In the afternoon, we visited the famous Goreme Open Air Museum to see some the most impressive examples of Byzantine art in Cappadocia. Its rock-cut churches are decorated with beautifully preserved frescoes and paintings that date to the 13th century, with the dwellings designed to lodge about 600 people (and their camels) who were fleeing persecution. Most interesting were the dining areas, which consisted of a long rock table and a place for the wine to be made, as well as pictures of the “Last Supper”.
Not far from the Goreme Open Air Museum was the Tokali Church, which just recently was used by the Greek Orthodox Church for their annual Christmas celebration. It would have been an amazing site to see a live service performed in this rustic church, which overlooked a small valley and village that been abandoned during “the handover.”
As we walked back towards the car, we noticed dogs and cats wandering through the streets and it reminded me of the dogs who had chased me back to the hotel just that morning as I’d attempted to go for a run. I’d asked the bus driver about them and he’d explained that I shouldn’t be afraid and that nobody really owned them. They just rotated between houses and everyone took care of them. I liked this idea of pet sharing!
Our tour finished with a visit to Mustafapaşa (Sinasos), an old Greek town that was clustered with houses built by Christian mercenaries who once traveled between Europe and Turkey.
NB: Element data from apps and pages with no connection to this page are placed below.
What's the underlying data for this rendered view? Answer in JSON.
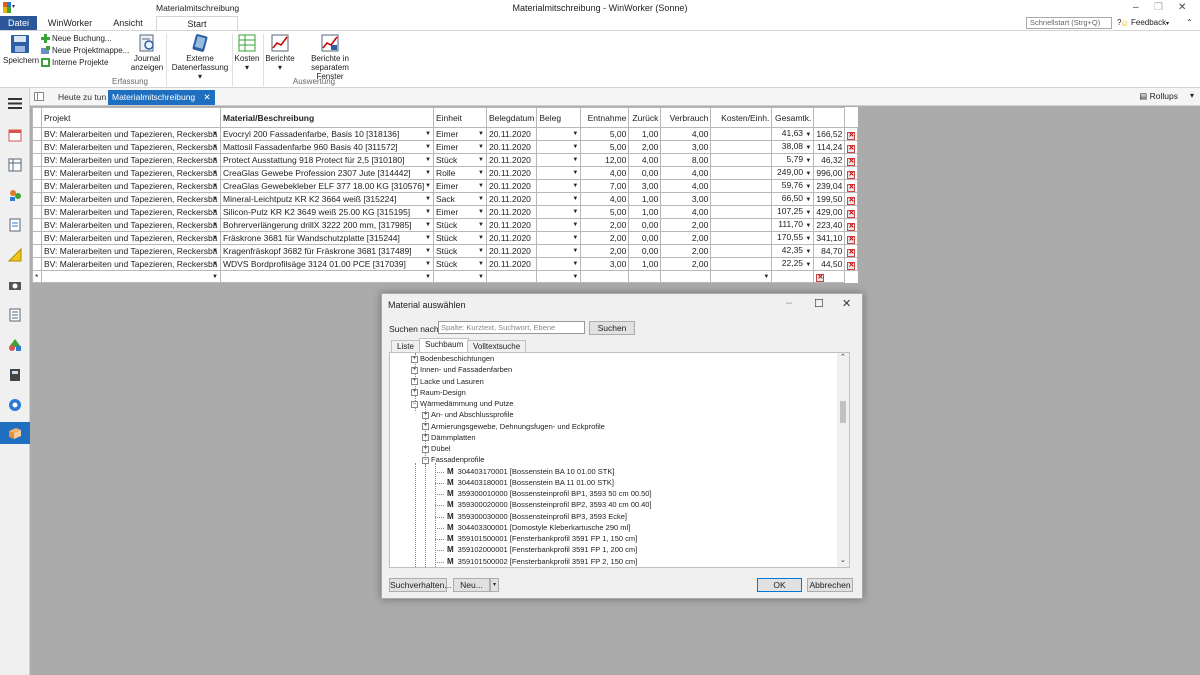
{
  "window": {
    "title": "Materialmitschreibung - WinWorker (Sonne)",
    "context_tab_group": "Materialmitschreibung"
  },
  "ribbon_tabs": {
    "file": "Datei",
    "winworker": "WinWorker",
    "view": "Ansicht",
    "start": "Start"
  },
  "quick_start": {
    "placeholder": "Schnellstart (Strg+Q)"
  },
  "feedback": "Feedback",
  "ribbon": {
    "save": "Speichern",
    "new_booking": "Neue Buchung...",
    "new_project_folder": "Neue Projektmappe...",
    "internal_projects": "Interne Projekte",
    "journal": "Journal anzeigen",
    "external": "Externe Datenerfassung",
    "costs": "Kosten",
    "reports": "Berichte",
    "reports_window": "Berichte in separatem Fenster",
    "group_capture": "Erfassung",
    "group_eval": "Auswertung"
  },
  "doc_tabs": {
    "today": "Heute zu tun",
    "material": "Materialmitschreibung",
    "rollups": "Rollups"
  },
  "grid": {
    "headers": [
      "Projekt",
      "Material/Beschreibung",
      "Einheit",
      "Belegdatum",
      "Beleg",
      "Entnahme",
      "Zurück",
      "Verbrauch",
      "Kosten/Einh.",
      "Gesamtk."
    ],
    "rows": [
      {
        "project": "BV: Malerarbeiten und Tapezieren, Reckersba",
        "material": "Evocryl 200 Fassadenfarbe, Basis 10 [318136]",
        "unit": "Eimer",
        "date": "20.11.2020",
        "doc": "",
        "withdrawal": "5,00",
        "returned": "1,00",
        "consumption": "4,00",
        "cost_unit": "41,63",
        "total": "166,52"
      },
      {
        "project": "BV: Malerarbeiten und Tapezieren, Reckersba",
        "material": "Mattosil Fassadenfarbe 960 Basis 40 [311572]",
        "unit": "Eimer",
        "date": "20.11.2020",
        "doc": "",
        "withdrawal": "5,00",
        "returned": "2,00",
        "consumption": "3,00",
        "cost_unit": "38,08",
        "total": "114,24"
      },
      {
        "project": "BV: Malerarbeiten und Tapezieren, Reckersba",
        "material": "Protect Ausstattung 918 Protect für 2,5 [310180]",
        "unit": "Stück",
        "date": "20.11.2020",
        "doc": "",
        "withdrawal": "12,00",
        "returned": "4,00",
        "consumption": "8,00",
        "cost_unit": "5,79",
        "total": "46,32"
      },
      {
        "project": "BV: Malerarbeiten und Tapezieren, Reckersba",
        "material": "CreaGlas Gewebe Profession 2307 Jute [314442]",
        "unit": "Rolle",
        "date": "20.11.2020",
        "doc": "",
        "withdrawal": "4,00",
        "returned": "0,00",
        "consumption": "4,00",
        "cost_unit": "249,00",
        "total": "996,00"
      },
      {
        "project": "BV: Malerarbeiten und Tapezieren, Reckersba",
        "material": "CreaGlas Gewebekleber ELF 377  18.00 KG [310576]",
        "unit": "Eimer",
        "date": "20.11.2020",
        "doc": "",
        "withdrawal": "7,00",
        "returned": "3,00",
        "consumption": "4,00",
        "cost_unit": "59,76",
        "total": "239,04"
      },
      {
        "project": "BV: Malerarbeiten und Tapezieren, Reckersba",
        "material": "Mineral-Leichtputz KR K2 3664 weiß [315224]",
        "unit": "Sack",
        "date": "20.11.2020",
        "doc": "",
        "withdrawal": "4,00",
        "returned": "1,00",
        "consumption": "3,00",
        "cost_unit": "66,50",
        "total": "199,50"
      },
      {
        "project": "BV: Malerarbeiten und Tapezieren, Reckersba",
        "material": "Silicon-Putz KR K2 3649 weiß 25.00 KG [315195]",
        "unit": "Eimer",
        "date": "20.11.2020",
        "doc": "",
        "withdrawal": "5,00",
        "returned": "1,00",
        "consumption": "4,00",
        "cost_unit": "107,25",
        "total": "429,00"
      },
      {
        "project": "BV: Malerarbeiten und Tapezieren, Reckersba",
        "material": "Bohrerverlängerung drillX 3222 200 mm, [317985]",
        "unit": "Stück",
        "date": "20.11.2020",
        "doc": "",
        "withdrawal": "2,00",
        "returned": "0,00",
        "consumption": "2,00",
        "cost_unit": "111,70",
        "total": "223,40"
      },
      {
        "project": "BV: Malerarbeiten und Tapezieren, Reckersba",
        "material": "Fräskrone 3681 für Wandschutzplatte [315244]",
        "unit": "Stück",
        "date": "20.11.2020",
        "doc": "",
        "withdrawal": "2,00",
        "returned": "0,00",
        "consumption": "2,00",
        "cost_unit": "170,55",
        "total": "341,10"
      },
      {
        "project": "BV: Malerarbeiten und Tapezieren, Reckersba",
        "material": "Kragenfräskopf 3682 für Fräskrone 3681 [317489]",
        "unit": "Stück",
        "date": "20.11.2020",
        "doc": "",
        "withdrawal": "2,00",
        "returned": "0,00",
        "consumption": "2,00",
        "cost_unit": "42,35",
        "total": "84,70"
      },
      {
        "project": "BV: Malerarbeiten und Tapezieren, Reckersba",
        "material": "WDVS Bordprofilsäge 3124  01.00 PCE [317039]",
        "unit": "Stück",
        "date": "20.11.2020",
        "doc": "",
        "withdrawal": "3,00",
        "returned": "1,00",
        "consumption": "2,00",
        "cost_unit": "22,25",
        "total": "44,50"
      }
    ],
    "new_row_marker": "*"
  },
  "dialog": {
    "title": "Material auswählen",
    "search_label": "Suchen nach:",
    "search_placeholder": "Spalte: Kurztext, Suchwort, Ebene",
    "search_button": "Suchen",
    "tabs": [
      "Liste",
      "Suchbaum",
      "Volltextsuche"
    ],
    "tree": {
      "top": [
        "Bodenbeschichtungen",
        "Innen- und Fassadenfarben",
        "Lacke und Lasuren",
        "Raum-Design",
        "Wärmedämmung und Putze"
      ],
      "sub": [
        "An- und Abschlussprofile",
        "Armierungsgewebe, Dehnungsfugen- und Eckprofile",
        "Dämmplatten",
        "Dübel",
        "Fassadenprofile"
      ],
      "leaves": [
        "304403170001 [Bossenstein BA 10 01.00 STK]",
        "304403180001 [Bossenstein BA 11 01.00 STK]",
        "359300010000 [Bossensteinprofil BP1, 3593 50 cm 00.50]",
        "359300020000 [Bossensteinprofil BP2, 3593 40 cm 00.40]",
        "359300030000 [Bossensteinprofil BP3, 3593 Ecke]",
        "304403300001 [Domostyle Kleberkartusche 290 ml]",
        "359101500001 [Fensterbankprofil 3591 FP 1, 150 cm]",
        "359102000001 [Fensterbankprofil 3591 FP 1, 200 cm]",
        "359101500002 [Fensterbankprofil 3591 FP 2, 150 cm]"
      ],
      "leaf_marker": "M"
    },
    "footer": {
      "search_behavior": "Suchverhalten...",
      "new": "Neu...",
      "ok": "OK",
      "cancel": "Abbrechen"
    }
  },
  "colors": {
    "accent": "#1e6fc0",
    "file_tab": "#2b579a",
    "workspace": "#ababab",
    "delete": "#cc0000"
  }
}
At the time, Cappadocia was a burgeoning center of trade, but after WWI, Turkish Christians were sent to Greece and Muslim Greeks were sent back to Turkey. The houses were abandoned and Turkey became a predominantly Muslim country.
Exploring the ancient city of Ephesus
That night we flew to Izmir and drove along the coast to a hotel positioned close to the biggest water park in Europe. The following day’s adventures began at the Virgin Mary’s home, although there is some debate as to whether this was actually the place of her final dwelling or not. It was positioned atop a mountain in a lush green forest, creating a tranquil and somewhat mystical aura.
After driving back down the mountain, we arrived at the day’s main attraction, Ephesus, which must have been a sight to see centuries ago. It once stood as the fourth largest city in the world and it’s only in the last 60 years that it’s been excavated. Everything from the roads and walkways to the theatre and the massive library were magnificent.
There were seven houses seemingly intertwined with one other, each of which had running water, heated flooring, colored tiles and painted walls. The inner heating and running water systems were brilliantly designed for such an era – even today our homes don’t have heated floors! Greek icons like Socrates and Zeus were painted on the walls and with excavations ongoing, I’d be excited to visit again in 50 years to see what else has been uncovered.
I asked how all of these monuments were created, but with all the books and scrolls burned in the library, there are no remaining traces of Ephesus’ construction. We do know that the Romans fled to the top of a mountain after malaria struck and it’s here that we finished our trip, wandering the ruins of a small chapel where the Apostle John is said to have died. What must great information of history, architecture, and philosophy must have been lost!
Traveling around Turkey was a great experience and thanks to Michelle for setting it up!